**Goal of the exercise**
A single figure is required: the number of lines below that contain "column".

** Opening Records shown block **

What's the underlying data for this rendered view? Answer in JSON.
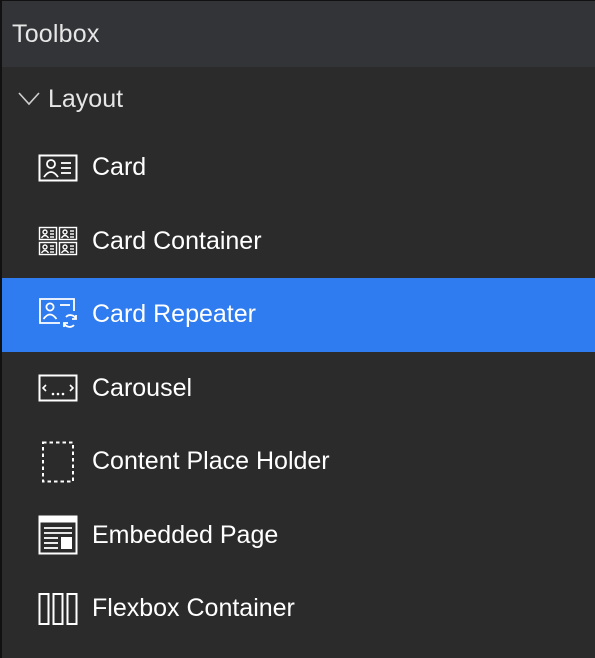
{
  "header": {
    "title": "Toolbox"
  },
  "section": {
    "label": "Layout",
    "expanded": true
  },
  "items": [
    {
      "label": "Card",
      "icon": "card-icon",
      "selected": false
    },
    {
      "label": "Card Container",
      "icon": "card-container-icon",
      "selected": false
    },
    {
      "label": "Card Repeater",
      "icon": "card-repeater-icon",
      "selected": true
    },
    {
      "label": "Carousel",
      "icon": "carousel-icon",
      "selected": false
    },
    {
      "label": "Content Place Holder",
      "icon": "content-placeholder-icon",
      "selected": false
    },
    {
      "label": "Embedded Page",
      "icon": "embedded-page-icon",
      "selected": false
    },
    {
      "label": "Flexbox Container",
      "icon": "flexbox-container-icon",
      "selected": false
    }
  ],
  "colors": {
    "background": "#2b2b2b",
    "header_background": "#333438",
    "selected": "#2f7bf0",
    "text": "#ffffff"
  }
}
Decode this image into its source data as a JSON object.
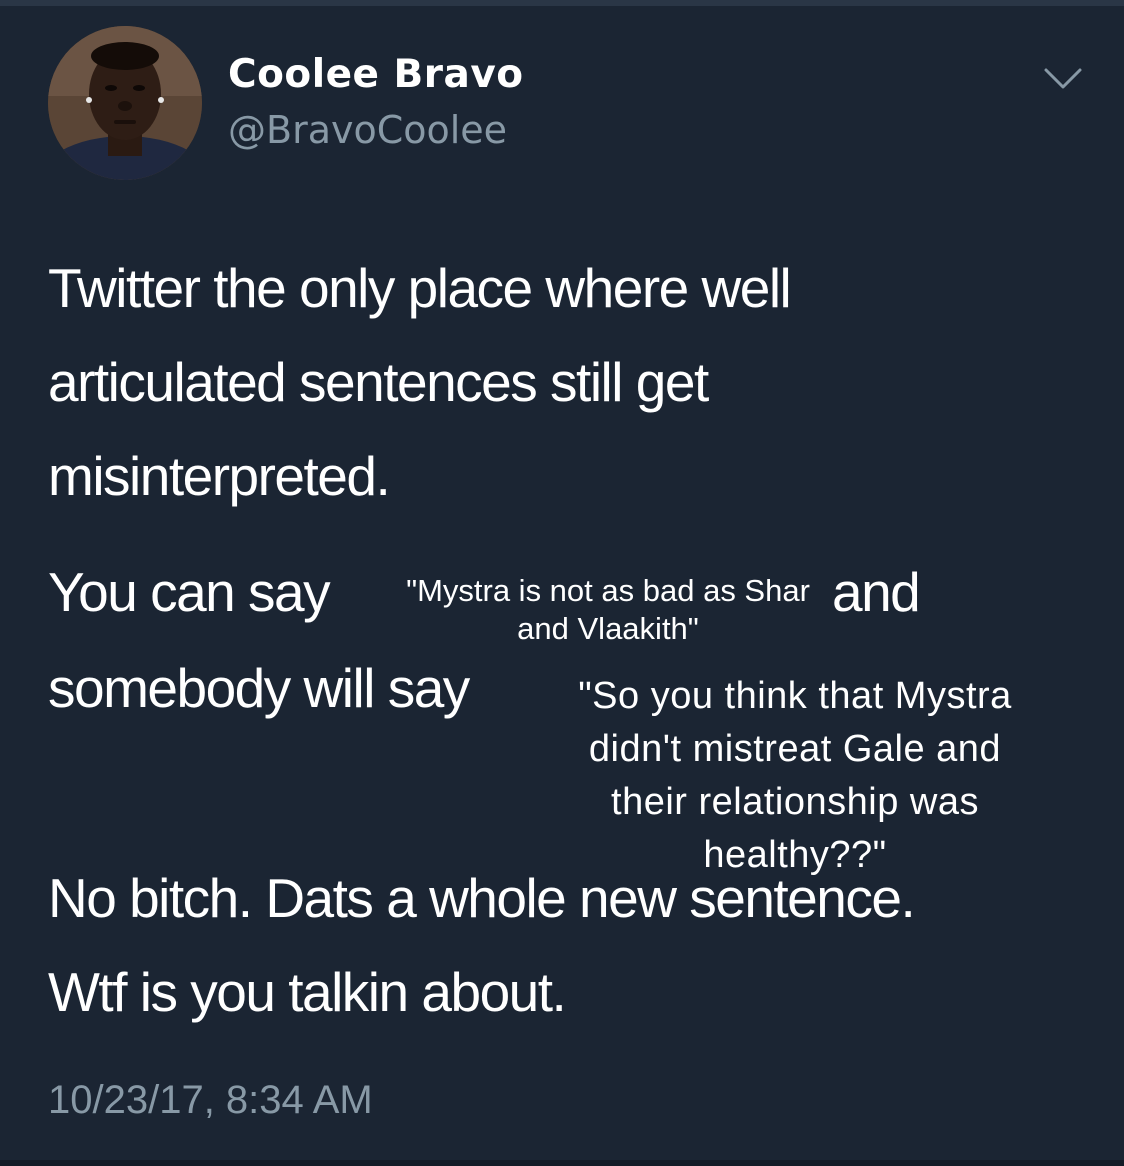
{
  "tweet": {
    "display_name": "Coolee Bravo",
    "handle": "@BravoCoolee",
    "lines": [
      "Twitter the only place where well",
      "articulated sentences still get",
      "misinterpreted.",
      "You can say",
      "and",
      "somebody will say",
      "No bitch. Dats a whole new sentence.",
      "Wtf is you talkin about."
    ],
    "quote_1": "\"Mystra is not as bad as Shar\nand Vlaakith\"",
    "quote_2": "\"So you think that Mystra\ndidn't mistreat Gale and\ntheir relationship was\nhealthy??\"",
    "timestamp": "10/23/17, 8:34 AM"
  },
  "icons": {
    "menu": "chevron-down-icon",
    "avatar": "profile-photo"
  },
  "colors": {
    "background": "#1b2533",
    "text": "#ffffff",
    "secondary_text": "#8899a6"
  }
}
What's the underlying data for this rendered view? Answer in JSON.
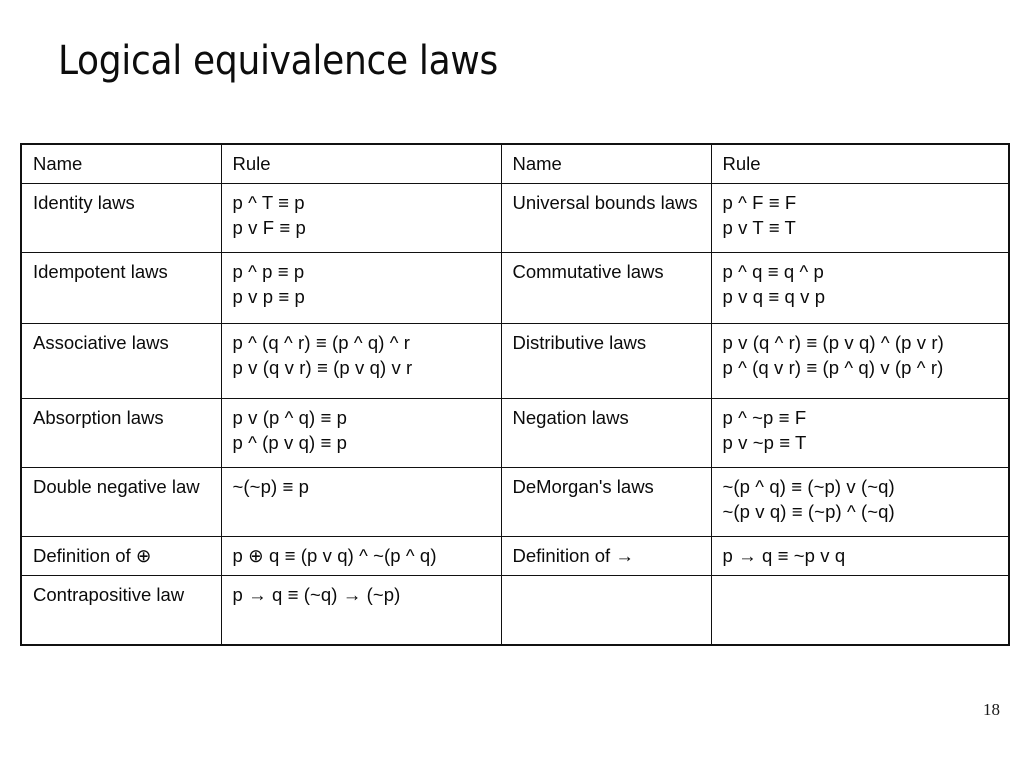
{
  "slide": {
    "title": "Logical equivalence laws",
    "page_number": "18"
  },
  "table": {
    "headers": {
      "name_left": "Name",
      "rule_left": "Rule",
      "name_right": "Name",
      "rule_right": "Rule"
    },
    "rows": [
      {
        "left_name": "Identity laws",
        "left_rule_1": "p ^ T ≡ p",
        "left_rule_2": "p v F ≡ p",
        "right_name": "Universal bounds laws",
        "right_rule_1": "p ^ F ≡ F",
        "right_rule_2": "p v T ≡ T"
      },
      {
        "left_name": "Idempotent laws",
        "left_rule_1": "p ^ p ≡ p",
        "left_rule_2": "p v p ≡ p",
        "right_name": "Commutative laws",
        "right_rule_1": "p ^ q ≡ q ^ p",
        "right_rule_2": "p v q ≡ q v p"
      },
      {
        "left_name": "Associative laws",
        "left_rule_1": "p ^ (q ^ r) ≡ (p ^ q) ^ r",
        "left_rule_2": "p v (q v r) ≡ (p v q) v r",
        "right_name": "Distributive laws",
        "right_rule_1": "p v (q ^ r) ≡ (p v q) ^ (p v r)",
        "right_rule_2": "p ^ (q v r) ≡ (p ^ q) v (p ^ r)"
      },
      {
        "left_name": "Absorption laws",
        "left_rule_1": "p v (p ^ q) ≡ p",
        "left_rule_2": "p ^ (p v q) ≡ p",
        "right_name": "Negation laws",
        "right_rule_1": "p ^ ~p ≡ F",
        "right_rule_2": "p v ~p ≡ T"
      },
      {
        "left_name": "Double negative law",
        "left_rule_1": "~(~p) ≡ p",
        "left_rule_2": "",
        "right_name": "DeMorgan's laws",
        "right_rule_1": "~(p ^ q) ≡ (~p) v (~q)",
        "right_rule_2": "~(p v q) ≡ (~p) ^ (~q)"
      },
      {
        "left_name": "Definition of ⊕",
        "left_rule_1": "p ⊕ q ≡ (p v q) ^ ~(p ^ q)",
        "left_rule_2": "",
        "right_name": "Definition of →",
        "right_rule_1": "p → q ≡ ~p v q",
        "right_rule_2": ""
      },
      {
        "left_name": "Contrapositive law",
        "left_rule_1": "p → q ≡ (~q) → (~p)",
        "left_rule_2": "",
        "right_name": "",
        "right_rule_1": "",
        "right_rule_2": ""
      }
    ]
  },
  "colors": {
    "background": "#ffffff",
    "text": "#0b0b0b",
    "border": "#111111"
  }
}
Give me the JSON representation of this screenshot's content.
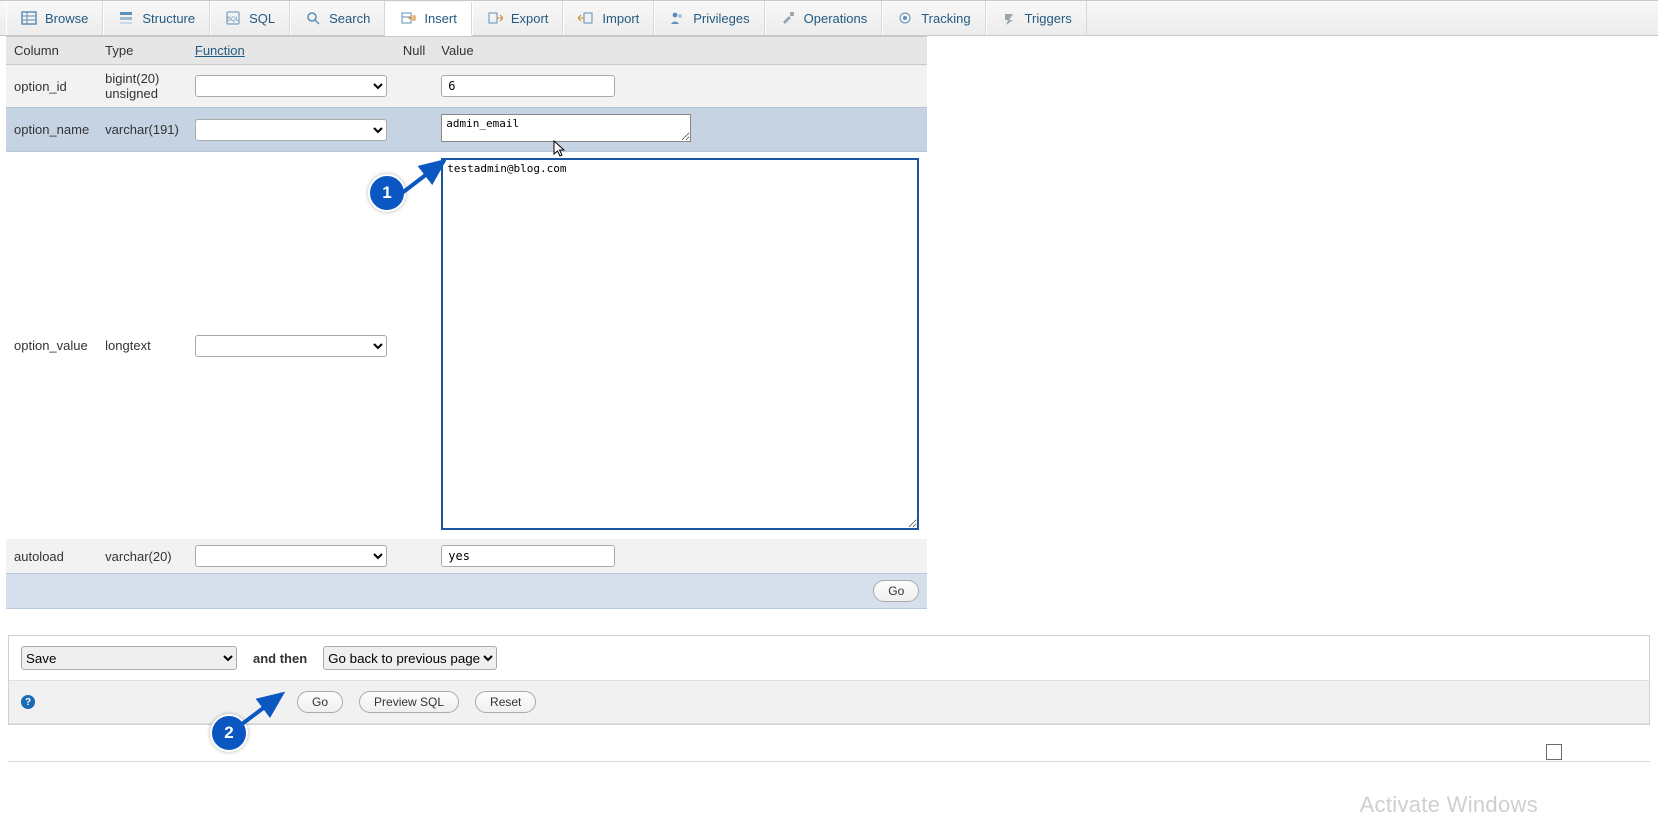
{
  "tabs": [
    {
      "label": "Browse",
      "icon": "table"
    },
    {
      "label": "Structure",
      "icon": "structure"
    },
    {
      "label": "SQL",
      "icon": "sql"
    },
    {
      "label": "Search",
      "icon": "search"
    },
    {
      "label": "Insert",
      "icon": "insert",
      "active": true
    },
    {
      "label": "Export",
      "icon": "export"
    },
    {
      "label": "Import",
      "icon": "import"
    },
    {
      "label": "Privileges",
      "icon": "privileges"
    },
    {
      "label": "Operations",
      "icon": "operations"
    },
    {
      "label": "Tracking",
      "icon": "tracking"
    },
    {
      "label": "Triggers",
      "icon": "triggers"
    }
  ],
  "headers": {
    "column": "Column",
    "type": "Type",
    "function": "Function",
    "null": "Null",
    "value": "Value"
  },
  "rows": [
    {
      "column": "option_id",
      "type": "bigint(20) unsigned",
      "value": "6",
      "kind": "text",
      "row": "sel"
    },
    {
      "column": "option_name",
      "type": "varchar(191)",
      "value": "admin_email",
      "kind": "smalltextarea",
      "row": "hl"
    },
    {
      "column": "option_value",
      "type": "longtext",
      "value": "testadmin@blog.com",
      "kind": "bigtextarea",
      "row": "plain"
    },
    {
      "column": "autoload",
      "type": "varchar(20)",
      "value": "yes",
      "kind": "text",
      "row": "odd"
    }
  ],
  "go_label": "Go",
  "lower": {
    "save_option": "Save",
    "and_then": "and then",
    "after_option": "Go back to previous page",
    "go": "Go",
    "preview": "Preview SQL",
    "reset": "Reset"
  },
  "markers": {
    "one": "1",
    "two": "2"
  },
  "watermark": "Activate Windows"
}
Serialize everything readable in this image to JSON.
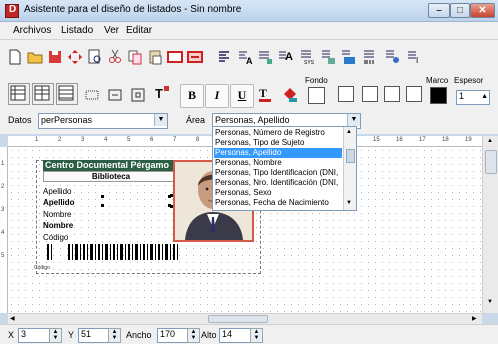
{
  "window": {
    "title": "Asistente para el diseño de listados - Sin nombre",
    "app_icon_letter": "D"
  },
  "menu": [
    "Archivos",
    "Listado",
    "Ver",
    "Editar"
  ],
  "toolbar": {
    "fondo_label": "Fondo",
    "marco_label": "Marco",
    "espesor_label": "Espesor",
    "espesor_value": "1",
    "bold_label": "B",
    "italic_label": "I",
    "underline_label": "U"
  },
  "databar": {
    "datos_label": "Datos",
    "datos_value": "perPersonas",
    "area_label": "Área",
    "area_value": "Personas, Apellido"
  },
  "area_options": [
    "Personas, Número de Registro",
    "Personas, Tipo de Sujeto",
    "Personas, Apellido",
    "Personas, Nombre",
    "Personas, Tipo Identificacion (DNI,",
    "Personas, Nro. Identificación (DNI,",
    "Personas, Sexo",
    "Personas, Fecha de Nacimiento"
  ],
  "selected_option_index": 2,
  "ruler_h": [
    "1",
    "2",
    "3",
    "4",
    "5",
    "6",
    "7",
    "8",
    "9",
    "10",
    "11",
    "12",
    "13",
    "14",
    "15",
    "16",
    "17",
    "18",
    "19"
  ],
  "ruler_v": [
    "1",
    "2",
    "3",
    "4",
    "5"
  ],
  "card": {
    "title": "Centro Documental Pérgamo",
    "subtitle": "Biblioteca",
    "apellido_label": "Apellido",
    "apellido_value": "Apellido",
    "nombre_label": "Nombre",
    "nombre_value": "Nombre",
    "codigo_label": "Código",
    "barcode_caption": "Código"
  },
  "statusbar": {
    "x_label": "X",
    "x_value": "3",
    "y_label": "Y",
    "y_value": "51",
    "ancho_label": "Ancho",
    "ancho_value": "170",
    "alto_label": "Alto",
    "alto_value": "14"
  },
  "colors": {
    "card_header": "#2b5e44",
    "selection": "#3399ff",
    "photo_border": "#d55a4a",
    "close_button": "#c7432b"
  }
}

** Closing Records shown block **

**Result for this exercise**
5